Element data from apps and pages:
+---+
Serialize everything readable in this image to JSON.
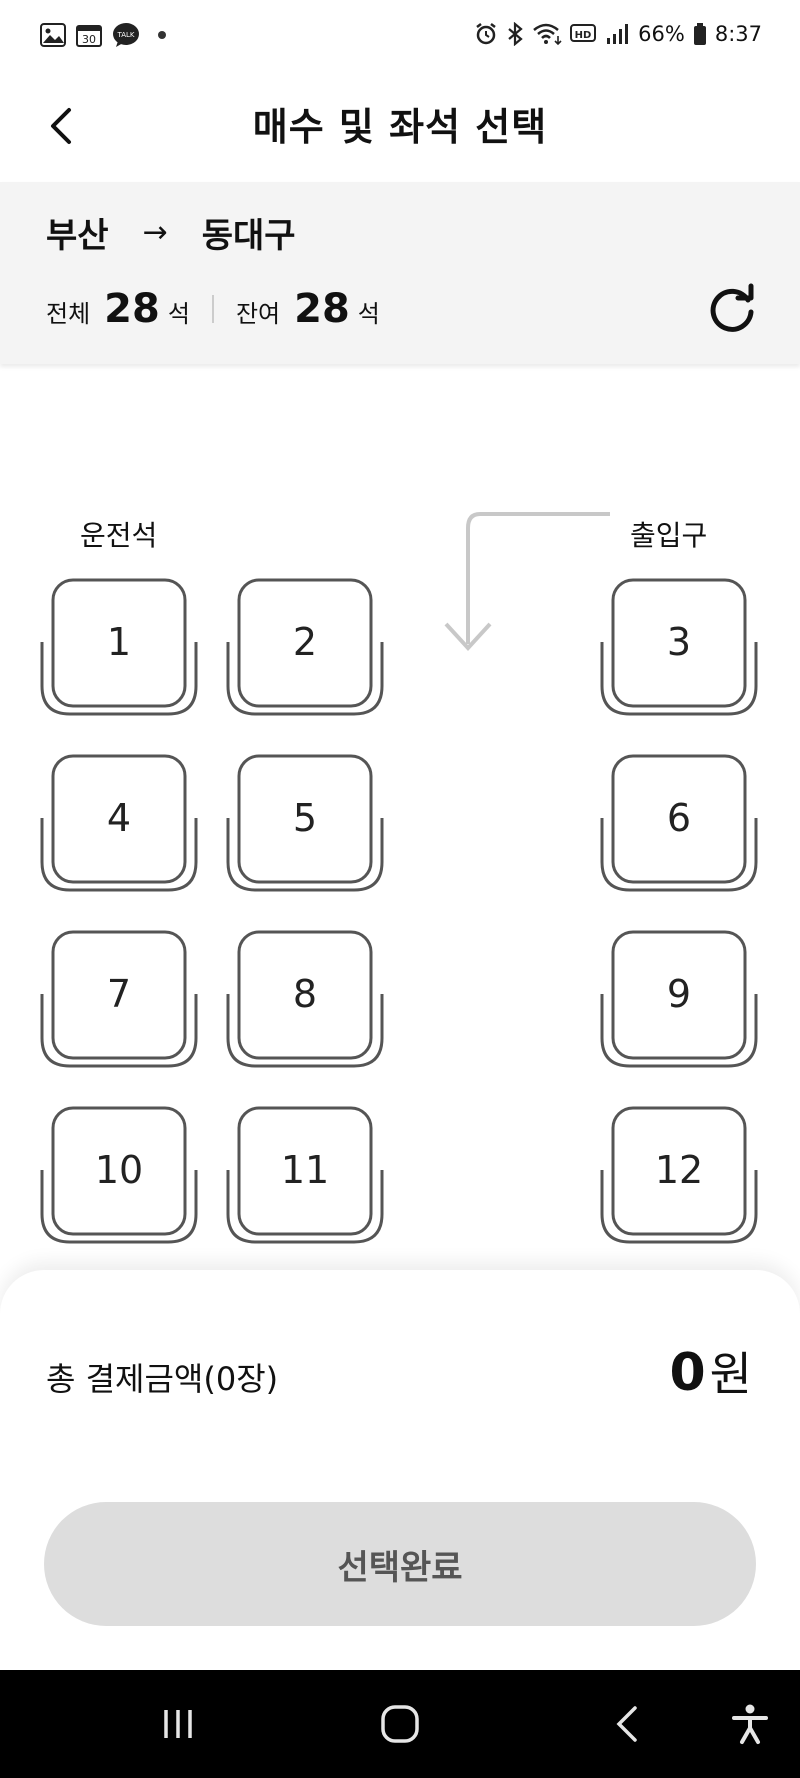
{
  "status_bar": {
    "battery": "66%",
    "time": "8:37"
  },
  "header": {
    "title": "매수 및 좌석 선택"
  },
  "route": {
    "origin": "부산",
    "arrow": "→",
    "destination": "동대구"
  },
  "counts": {
    "total_label": "전체",
    "total_value": "28",
    "remaining_label": "잔여",
    "remaining_value": "28",
    "unit": "석"
  },
  "seat_map": {
    "driver_label": "운전석",
    "entrance_label": "출입구",
    "seats": [
      "1",
      "2",
      "3",
      "4",
      "5",
      "6",
      "7",
      "8",
      "9",
      "10",
      "11",
      "12"
    ]
  },
  "summary": {
    "total_label": "총 결제금액(0장)",
    "amount": "0",
    "currency": "원"
  },
  "actions": {
    "complete_label": "선택완료"
  },
  "colors": {
    "panel_bg": "#f4f4f4",
    "seat_stroke": "#555555",
    "button_disabled": "#dddddd",
    "nav_bg": "#000000"
  },
  "icons": {
    "back": "chevron-left-icon",
    "refresh": "refresh-icon",
    "nav_recents": "recents-icon",
    "nav_home": "home-icon",
    "nav_back": "back-icon",
    "nav_accessibility": "accessibility-icon"
  }
}
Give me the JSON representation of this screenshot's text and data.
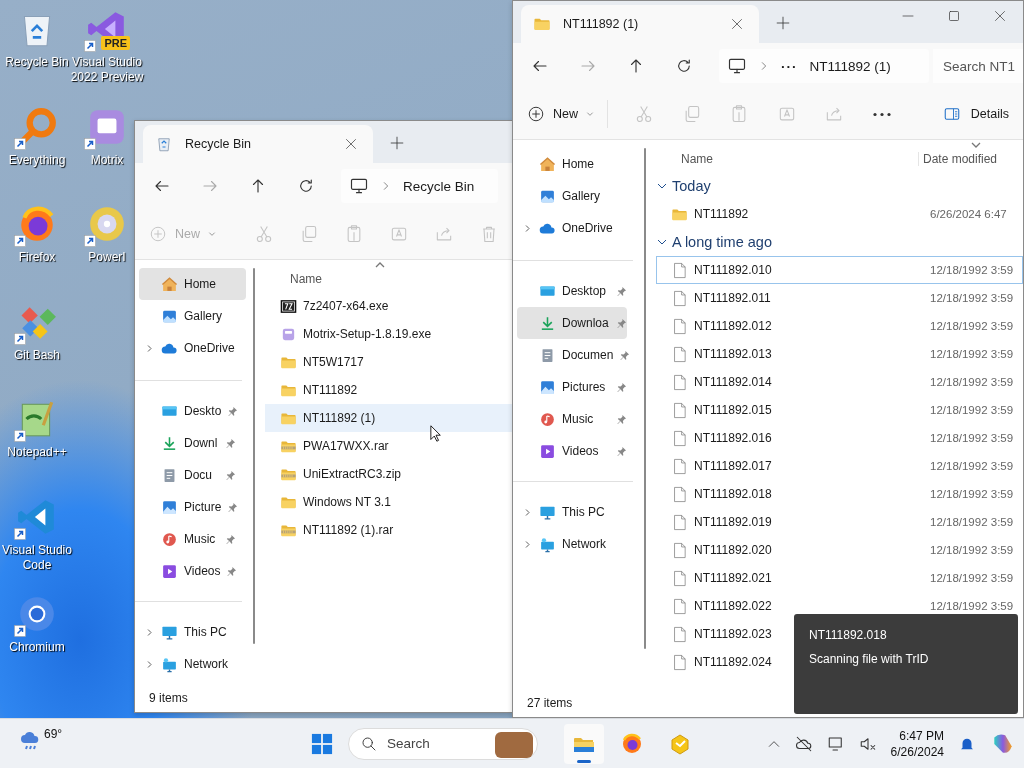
{
  "desktop_icons": [
    {
      "label": "Recycle Bin",
      "kind": "recycle",
      "shortcut": false
    },
    {
      "label": "Everything",
      "kind": "everything",
      "shortcut": true
    },
    {
      "label": "Firefox",
      "kind": "firefox",
      "shortcut": true
    },
    {
      "label": "Git Bash",
      "kind": "gitbash",
      "shortcut": true
    },
    {
      "label": "Notepad++",
      "kind": "notepad",
      "shortcut": true
    },
    {
      "label": "Visual Studio Code",
      "kind": "vscode",
      "shortcut": true
    },
    {
      "label": "Chromium",
      "kind": "chromium",
      "shortcut": true
    },
    {
      "label": "Visual Studio 2022 Preview",
      "kind": "vs",
      "shortcut": true,
      "badge": "PRE"
    },
    {
      "label": "Motrix",
      "kind": "motrix",
      "shortcut": true
    },
    {
      "label": "PowerI",
      "kind": "poweriso",
      "shortcut": true
    }
  ],
  "windows": [
    {
      "tab": {
        "title": "Recycle Bin"
      },
      "breadcrumb": [
        {
          "label": "Recycle Bin",
          "kind": "folder"
        }
      ],
      "toolbar": {
        "new": {
          "label": "New",
          "disabled": true
        },
        "actions": [
          {
            "kind": "cut",
            "disabled": true
          },
          {
            "kind": "copy",
            "disabled": true
          },
          {
            "kind": "paste",
            "disabled": true
          },
          {
            "kind": "rename",
            "disabled": true
          },
          {
            "kind": "share",
            "disabled": true
          },
          {
            "kind": "delete",
            "disabled": true
          }
        ]
      },
      "nav": [
        [
          {
            "label": "Home",
            "kind": "home",
            "selected": true,
            "pinned": false,
            "expandable": false
          },
          {
            "label": "Gallery",
            "kind": "gallery",
            "selected": false,
            "pinned": false,
            "expandable": false
          },
          {
            "label": "OneDrive",
            "kind": "onedrive",
            "selected": false,
            "pinned": false,
            "expandable": true
          }
        ],
        [
          {
            "label": "Deskto",
            "kind": "desktop",
            "selected": false,
            "pinned": true,
            "expandable": false
          },
          {
            "label": "Downl",
            "kind": "downloads",
            "selected": false,
            "pinned": true,
            "expandable": false
          },
          {
            "label": "Docu",
            "kind": "documents",
            "selected": false,
            "pinned": true,
            "expandable": false
          },
          {
            "label": "Picture",
            "kind": "pictures",
            "selected": false,
            "pinned": true,
            "expandable": false
          },
          {
            "label": "Music",
            "kind": "music",
            "selected": false,
            "pinned": true,
            "expandable": false
          },
          {
            "label": "Videos",
            "kind": "videos",
            "selected": false,
            "pinned": true,
            "expandable": false
          }
        ],
        [
          {
            "label": "This PC",
            "kind": "thispc",
            "selected": false,
            "pinned": false,
            "expandable": true
          },
          {
            "label": "Network",
            "kind": "network",
            "selected": false,
            "pinned": false,
            "expandable": true
          }
        ]
      ],
      "columns": [
        {
          "label": "Name",
          "sorted": true,
          "ascending": true
        }
      ],
      "groups": [
        {
          "files": [
            {
              "name": "7z2407-x64.exe",
              "kind": "sevenzip",
              "hovered": false
            },
            {
              "name": "Motrix-Setup-1.8.19.exe",
              "kind": "installer",
              "hovered": false
            },
            {
              "name": "NT5W1717",
              "kind": "folder",
              "hovered": false
            },
            {
              "name": "NT111892",
              "kind": "folder",
              "hovered": false
            },
            {
              "name": "NT111892 (1)",
              "kind": "folder",
              "hovered": true
            },
            {
              "name": "PWA17WXX.rar",
              "kind": "archive",
              "hovered": false
            },
            {
              "name": "UniExtractRC3.zip",
              "kind": "archive",
              "hovered": false
            },
            {
              "name": "Windows NT 3.1",
              "kind": "folder",
              "hovered": false
            },
            {
              "name": "NT111892 (1).rar",
              "kind": "archive",
              "hovered": false
            }
          ]
        }
      ],
      "status": "9 items"
    },
    {
      "tab": {
        "title": "NT111892 (1)"
      },
      "window_controls": true,
      "breadcrumb": [
        {
          "label": "···",
          "kind": "overflow"
        },
        {
          "label": "NT111892 (1)",
          "kind": "folder"
        }
      ],
      "search": {
        "placeholder": "Search NT1"
      },
      "toolbar": {
        "new": {
          "label": "New",
          "disabled": false
        },
        "actions": [
          {
            "kind": "cut",
            "disabled": true
          },
          {
            "kind": "copy",
            "disabled": true
          },
          {
            "kind": "paste",
            "disabled": true
          },
          {
            "kind": "rename",
            "disabled": true
          },
          {
            "kind": "share",
            "disabled": true
          },
          {
            "kind": "more",
            "disabled": false
          }
        ],
        "details": {
          "label": "Details"
        }
      },
      "nav": [
        [
          {
            "label": "Home",
            "kind": "home",
            "selected": false,
            "pinned": false,
            "expandable": false
          },
          {
            "label": "Gallery",
            "kind": "gallery",
            "selected": false,
            "pinned": false,
            "expandable": false
          },
          {
            "label": "OneDrive",
            "kind": "onedrive",
            "selected": false,
            "pinned": false,
            "expandable": true
          }
        ],
        [
          {
            "label": "Desktop",
            "kind": "desktop",
            "selected": false,
            "pinned": true,
            "expandable": false
          },
          {
            "label": "Downloa",
            "kind": "downloads",
            "selected": true,
            "pinned": true,
            "expandable": false
          },
          {
            "label": "Documen",
            "kind": "documents",
            "selected": false,
            "pinned": true,
            "expandable": false
          },
          {
            "label": "Pictures",
            "kind": "pictures",
            "selected": false,
            "pinned": true,
            "expandable": false
          },
          {
            "label": "Music",
            "kind": "music",
            "selected": false,
            "pinned": true,
            "expandable": false
          },
          {
            "label": "Videos",
            "kind": "videos",
            "selected": false,
            "pinned": true,
            "expandable": false
          }
        ],
        [
          {
            "label": "This PC",
            "kind": "thispc",
            "selected": false,
            "pinned": false,
            "expandable": true
          },
          {
            "label": "Network",
            "kind": "network",
            "selected": false,
            "pinned": false,
            "expandable": true
          }
        ]
      ],
      "columns": [
        {
          "label": "Name",
          "sorted": false
        },
        {
          "label": "Date modified",
          "sorted": true,
          "ascending": false
        }
      ],
      "groups": [
        {
          "title": "Today",
          "expanded": true,
          "files": [
            {
              "name": "NT111892",
              "kind": "folder",
              "date": "6/26/2024 6:47",
              "focused": false
            }
          ]
        },
        {
          "title": "A long time ago",
          "expanded": true,
          "files": [
            {
              "name": "NT111892.010",
              "kind": "file",
              "date": "12/18/1992 3:59",
              "focused": true
            },
            {
              "name": "NT111892.011",
              "kind": "file",
              "date": "12/18/1992 3:59",
              "focused": false
            },
            {
              "name": "NT111892.012",
              "kind": "file",
              "date": "12/18/1992 3:59",
              "focused": false
            },
            {
              "name": "NT111892.013",
              "kind": "file",
              "date": "12/18/1992 3:59",
              "focused": false
            },
            {
              "name": "NT111892.014",
              "kind": "file",
              "date": "12/18/1992 3:59",
              "focused": false
            },
            {
              "name": "NT111892.015",
              "kind": "file",
              "date": "12/18/1992 3:59",
              "focused": false
            },
            {
              "name": "NT111892.016",
              "kind": "file",
              "date": "12/18/1992 3:59",
              "focused": false
            },
            {
              "name": "NT111892.017",
              "kind": "file",
              "date": "12/18/1992 3:59",
              "focused": false
            },
            {
              "name": "NT111892.018",
              "kind": "file",
              "date": "12/18/1992 3:59",
              "focused": false
            },
            {
              "name": "NT111892.019",
              "kind": "file",
              "date": "12/18/1992 3:59",
              "focused": false
            },
            {
              "name": "NT111892.020",
              "kind": "file",
              "date": "12/18/1992 3:59",
              "focused": false
            },
            {
              "name": "NT111892.021",
              "kind": "file",
              "date": "12/18/1992 3:59",
              "focused": false
            },
            {
              "name": "NT111892.022",
              "kind": "file",
              "date": "12/18/1992 3:59",
              "focused": false
            },
            {
              "name": "NT111892.023",
              "kind": "file",
              "focused": false
            },
            {
              "name": "NT111892.024",
              "kind": "file",
              "focused": false
            }
          ]
        }
      ],
      "status": "27 items"
    }
  ],
  "toast": {
    "title": "NT111892.018",
    "message": "Scanning file with TrID"
  },
  "taskbar": {
    "weather": {
      "temperature": "69°"
    },
    "search": {
      "placeholder": "Search"
    },
    "apps": [
      {
        "kind": "explorer",
        "active": true
      },
      {
        "kind": "firefox",
        "active": false
      },
      {
        "kind": "yellowapp",
        "active": false
      }
    ],
    "clock": {
      "time": "6:47 PM",
      "date": "6/26/2024"
    }
  }
}
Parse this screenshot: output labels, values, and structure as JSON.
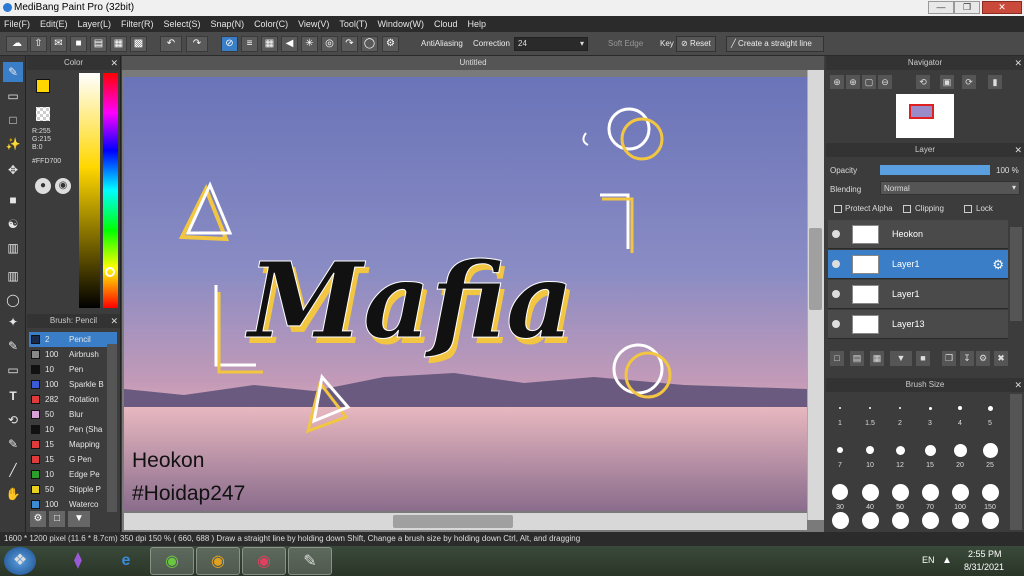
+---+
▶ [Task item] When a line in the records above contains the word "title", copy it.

▶ [Task output]
    "title": "매수 및 좌석 선택"
        "title": "Recycle Bin"
        "title": "NT111892 (1)"
          "title": "Today",
          "title": "A long time ago",
    "title": "NT111892.018",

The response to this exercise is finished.